Exercise description
Filter the entries below, keeping every line that has the word "calls".

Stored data
-----
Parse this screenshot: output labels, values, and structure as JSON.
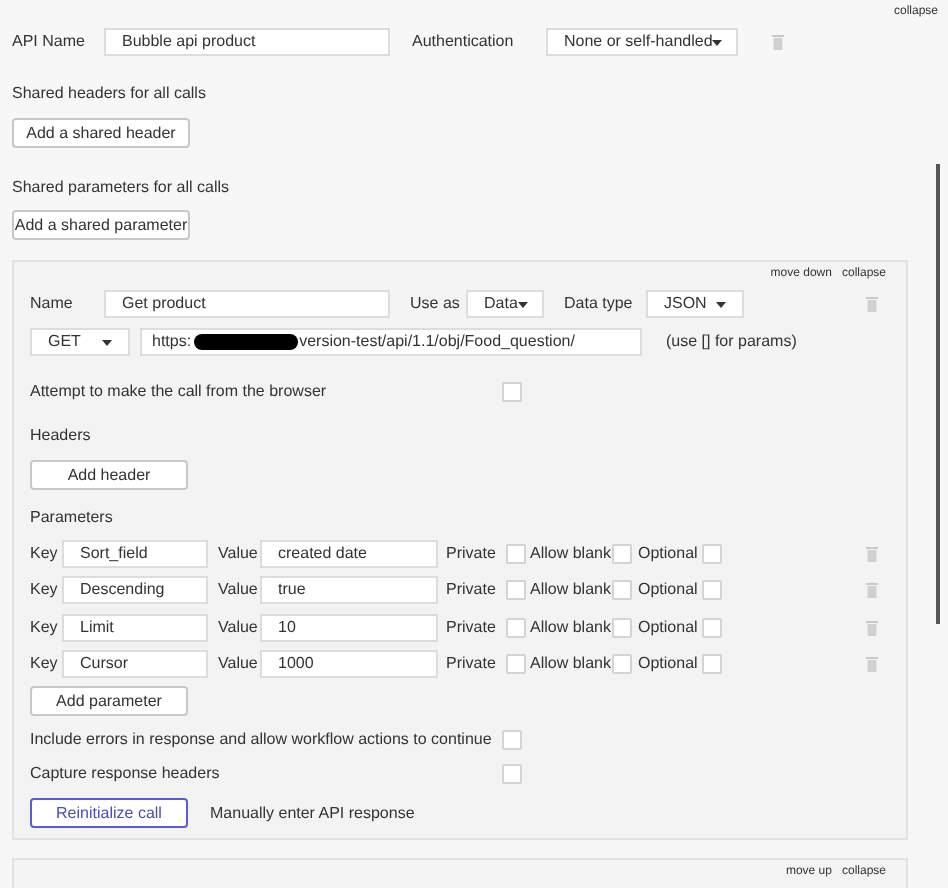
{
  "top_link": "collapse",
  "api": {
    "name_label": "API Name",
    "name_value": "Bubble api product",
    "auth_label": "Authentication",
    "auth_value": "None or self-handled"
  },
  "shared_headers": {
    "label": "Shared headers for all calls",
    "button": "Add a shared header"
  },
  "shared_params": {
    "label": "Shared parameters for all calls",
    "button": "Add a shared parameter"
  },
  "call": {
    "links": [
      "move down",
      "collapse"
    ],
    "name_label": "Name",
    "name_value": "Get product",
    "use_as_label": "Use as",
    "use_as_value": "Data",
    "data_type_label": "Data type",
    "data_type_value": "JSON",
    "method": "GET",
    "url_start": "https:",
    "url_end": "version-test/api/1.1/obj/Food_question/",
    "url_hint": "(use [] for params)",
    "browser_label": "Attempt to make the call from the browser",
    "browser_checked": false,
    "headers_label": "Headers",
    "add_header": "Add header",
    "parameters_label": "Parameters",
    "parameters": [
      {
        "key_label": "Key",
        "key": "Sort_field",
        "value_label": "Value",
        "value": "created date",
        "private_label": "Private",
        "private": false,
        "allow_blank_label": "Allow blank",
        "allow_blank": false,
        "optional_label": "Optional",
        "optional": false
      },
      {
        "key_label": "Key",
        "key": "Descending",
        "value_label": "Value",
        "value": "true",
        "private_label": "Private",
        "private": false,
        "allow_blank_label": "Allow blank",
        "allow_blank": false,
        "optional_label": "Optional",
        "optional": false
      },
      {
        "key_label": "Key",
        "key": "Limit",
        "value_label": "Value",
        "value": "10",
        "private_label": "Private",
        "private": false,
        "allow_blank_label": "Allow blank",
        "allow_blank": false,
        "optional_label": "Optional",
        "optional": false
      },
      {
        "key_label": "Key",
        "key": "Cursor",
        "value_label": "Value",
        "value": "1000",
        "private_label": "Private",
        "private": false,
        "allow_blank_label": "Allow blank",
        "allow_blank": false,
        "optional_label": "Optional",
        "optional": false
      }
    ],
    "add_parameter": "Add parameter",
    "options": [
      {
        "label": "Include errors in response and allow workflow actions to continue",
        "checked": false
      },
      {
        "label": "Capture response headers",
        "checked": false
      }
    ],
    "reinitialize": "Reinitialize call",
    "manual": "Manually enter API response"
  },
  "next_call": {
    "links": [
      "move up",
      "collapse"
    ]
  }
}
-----
Answer
    "label": "Shared headers for all calls",
    "label": "Shared parameters for all calls",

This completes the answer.